Several children have contracted Ecoli from petting zoos, state fairs, animal attractions, or other places where they come into contact with animals through the years, and a few have died. This has led to laws and precautions put in place regarding animal exhibits. One such law, in North Carolina, is called Aedin’s Law after a young girl who got sick with E. coli in 2004 in an outbreak that affected over 100 others, requires petting zoo operators to have a special license to run the zoo, and also to post signs on the dangers of interacting with animals. Another provision of the law requires the a hand-washing station must be located within ten feet of the petting zoo. Despite this law, and similar laws in other states, a few people contract E coli from animal exhibits each year.
So, how do these germs get inside our body and cause the illness?
Most of the pathogens that cause infections like Salmonella, Ecoli and Campylobacter are present in the intestines of these animals. They shed it in their feces, which can then contaminate their surroundings and body of the animals. These bacteria spread to the hands of the people who touch these animals or their surroundings. And from the hands to their mouth – This is mainly how diarrheal illness spreads from animals to humans.
At the petting zoo, fecal contamination is present at various surfaces from gates, walls to pens and food containers of the animals. Keep in mind, that the contamination isn’t always visible to the naked eye or the animals who carry the pathogen in their intestine won’t always show any symptoms. Therefore, it is important to practice proper precautionary measures at all times.
Animals at least risk of transmission include:
Animals at most risk of transmission include:
How to prevent yourself and your kids from getting infected?
The Lange Law Firm
Our mission is to help families who have been harmed by petting zoos, state fairs, and farms.
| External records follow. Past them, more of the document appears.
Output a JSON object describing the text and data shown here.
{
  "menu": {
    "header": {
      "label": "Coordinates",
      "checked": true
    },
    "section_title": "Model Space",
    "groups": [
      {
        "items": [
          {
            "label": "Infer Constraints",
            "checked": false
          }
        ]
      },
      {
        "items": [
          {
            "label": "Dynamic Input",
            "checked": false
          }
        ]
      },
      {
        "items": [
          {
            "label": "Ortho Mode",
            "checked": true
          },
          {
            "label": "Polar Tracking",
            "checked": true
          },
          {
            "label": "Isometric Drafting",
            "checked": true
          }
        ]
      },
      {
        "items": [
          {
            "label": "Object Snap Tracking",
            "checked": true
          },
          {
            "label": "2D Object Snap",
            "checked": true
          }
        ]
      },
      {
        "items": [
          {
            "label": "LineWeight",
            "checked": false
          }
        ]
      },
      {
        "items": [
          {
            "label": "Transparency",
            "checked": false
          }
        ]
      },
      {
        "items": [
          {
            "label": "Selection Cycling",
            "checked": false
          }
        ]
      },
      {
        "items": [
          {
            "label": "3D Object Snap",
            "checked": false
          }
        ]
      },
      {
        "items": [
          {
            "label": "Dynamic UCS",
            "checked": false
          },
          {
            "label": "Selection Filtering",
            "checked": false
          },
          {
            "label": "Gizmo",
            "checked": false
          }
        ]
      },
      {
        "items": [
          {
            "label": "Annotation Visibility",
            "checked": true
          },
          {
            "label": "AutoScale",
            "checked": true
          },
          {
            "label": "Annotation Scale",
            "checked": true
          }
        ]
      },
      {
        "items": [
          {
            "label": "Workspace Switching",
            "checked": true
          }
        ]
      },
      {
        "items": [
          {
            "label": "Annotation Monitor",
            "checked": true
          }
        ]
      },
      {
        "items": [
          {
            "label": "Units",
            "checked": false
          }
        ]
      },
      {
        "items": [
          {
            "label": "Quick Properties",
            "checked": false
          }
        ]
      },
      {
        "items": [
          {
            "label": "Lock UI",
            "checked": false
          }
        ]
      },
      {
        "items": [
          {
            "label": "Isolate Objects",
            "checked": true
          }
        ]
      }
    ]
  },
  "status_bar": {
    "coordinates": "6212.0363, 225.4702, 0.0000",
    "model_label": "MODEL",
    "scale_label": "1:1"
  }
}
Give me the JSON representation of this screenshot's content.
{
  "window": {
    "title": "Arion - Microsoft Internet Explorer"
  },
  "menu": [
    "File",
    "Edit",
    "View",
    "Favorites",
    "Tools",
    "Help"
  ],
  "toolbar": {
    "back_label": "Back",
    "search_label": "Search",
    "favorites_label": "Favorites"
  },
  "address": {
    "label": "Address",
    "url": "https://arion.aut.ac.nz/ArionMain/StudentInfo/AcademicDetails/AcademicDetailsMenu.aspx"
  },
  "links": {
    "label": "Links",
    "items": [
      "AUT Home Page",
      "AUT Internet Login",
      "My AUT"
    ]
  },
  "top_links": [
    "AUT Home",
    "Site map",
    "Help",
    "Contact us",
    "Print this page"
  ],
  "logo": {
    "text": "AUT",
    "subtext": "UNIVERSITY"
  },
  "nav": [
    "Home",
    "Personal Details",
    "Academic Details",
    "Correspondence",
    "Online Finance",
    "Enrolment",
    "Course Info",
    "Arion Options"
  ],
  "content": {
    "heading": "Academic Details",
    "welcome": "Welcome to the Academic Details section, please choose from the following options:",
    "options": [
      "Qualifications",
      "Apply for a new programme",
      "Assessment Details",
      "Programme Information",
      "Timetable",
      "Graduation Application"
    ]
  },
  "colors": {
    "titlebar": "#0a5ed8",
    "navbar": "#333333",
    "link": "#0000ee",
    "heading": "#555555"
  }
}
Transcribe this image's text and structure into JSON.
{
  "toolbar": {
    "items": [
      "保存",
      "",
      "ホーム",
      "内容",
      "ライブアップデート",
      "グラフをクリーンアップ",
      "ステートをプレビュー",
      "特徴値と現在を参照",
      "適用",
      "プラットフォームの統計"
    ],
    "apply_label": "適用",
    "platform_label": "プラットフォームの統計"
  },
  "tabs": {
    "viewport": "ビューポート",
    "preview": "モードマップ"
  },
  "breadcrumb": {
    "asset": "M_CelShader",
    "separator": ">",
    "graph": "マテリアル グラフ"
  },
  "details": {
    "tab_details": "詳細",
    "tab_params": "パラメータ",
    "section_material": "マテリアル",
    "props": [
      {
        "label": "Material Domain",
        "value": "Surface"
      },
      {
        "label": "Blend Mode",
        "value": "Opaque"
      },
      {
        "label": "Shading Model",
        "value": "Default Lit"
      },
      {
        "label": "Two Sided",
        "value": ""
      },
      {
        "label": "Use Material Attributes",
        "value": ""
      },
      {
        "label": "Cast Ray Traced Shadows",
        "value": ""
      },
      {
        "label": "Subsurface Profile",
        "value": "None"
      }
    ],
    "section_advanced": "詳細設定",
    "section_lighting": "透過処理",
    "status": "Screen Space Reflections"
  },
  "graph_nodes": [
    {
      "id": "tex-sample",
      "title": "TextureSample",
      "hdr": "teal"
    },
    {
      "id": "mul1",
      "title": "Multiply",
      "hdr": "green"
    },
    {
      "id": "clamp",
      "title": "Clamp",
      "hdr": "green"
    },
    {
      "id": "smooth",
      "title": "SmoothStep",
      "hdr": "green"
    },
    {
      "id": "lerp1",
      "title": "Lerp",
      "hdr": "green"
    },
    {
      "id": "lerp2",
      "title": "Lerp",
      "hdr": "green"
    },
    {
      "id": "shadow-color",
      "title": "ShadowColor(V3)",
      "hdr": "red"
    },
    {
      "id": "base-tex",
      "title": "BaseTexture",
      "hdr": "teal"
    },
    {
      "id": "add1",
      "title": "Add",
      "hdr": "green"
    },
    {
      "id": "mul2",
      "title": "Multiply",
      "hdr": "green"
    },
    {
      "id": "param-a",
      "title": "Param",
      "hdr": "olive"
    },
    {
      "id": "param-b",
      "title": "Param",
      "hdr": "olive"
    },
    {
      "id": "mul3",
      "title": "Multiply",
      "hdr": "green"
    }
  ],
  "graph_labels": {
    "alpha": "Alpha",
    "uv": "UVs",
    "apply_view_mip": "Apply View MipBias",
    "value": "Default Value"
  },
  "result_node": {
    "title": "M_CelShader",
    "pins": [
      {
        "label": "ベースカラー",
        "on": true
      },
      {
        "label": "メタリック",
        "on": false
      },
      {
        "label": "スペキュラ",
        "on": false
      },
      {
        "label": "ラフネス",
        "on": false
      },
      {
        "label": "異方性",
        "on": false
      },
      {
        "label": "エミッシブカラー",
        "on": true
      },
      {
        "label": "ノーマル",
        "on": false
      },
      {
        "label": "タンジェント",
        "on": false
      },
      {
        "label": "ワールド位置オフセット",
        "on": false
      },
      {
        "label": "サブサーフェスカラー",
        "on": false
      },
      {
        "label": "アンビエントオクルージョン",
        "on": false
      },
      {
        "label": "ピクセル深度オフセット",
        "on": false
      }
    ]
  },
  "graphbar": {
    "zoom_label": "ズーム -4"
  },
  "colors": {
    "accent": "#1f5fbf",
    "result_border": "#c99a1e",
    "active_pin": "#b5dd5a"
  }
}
When corporations cause food poisoning or Legionnaires’ disease outbreaks or when petting zoos cause outbreaks, we use the law to hold them accountable. The Lange Law Firm is the only law firm in the nation solely focused on representing families in food poisoning lawsuits and Legionnaires disease lawsuits.
If you or your child was infected with Ecoli in this Ecoli outbreak after attending the Minnesota State Fair and are interested in making a legal claim for compensation, we have an Ecoli lawyer ready to help you. Call us for a free no obligation legal consultation at (833) 330-3663 or send us an e-mail here.
By: Candess Zona-Mendola, Editor (Non-Lawyer)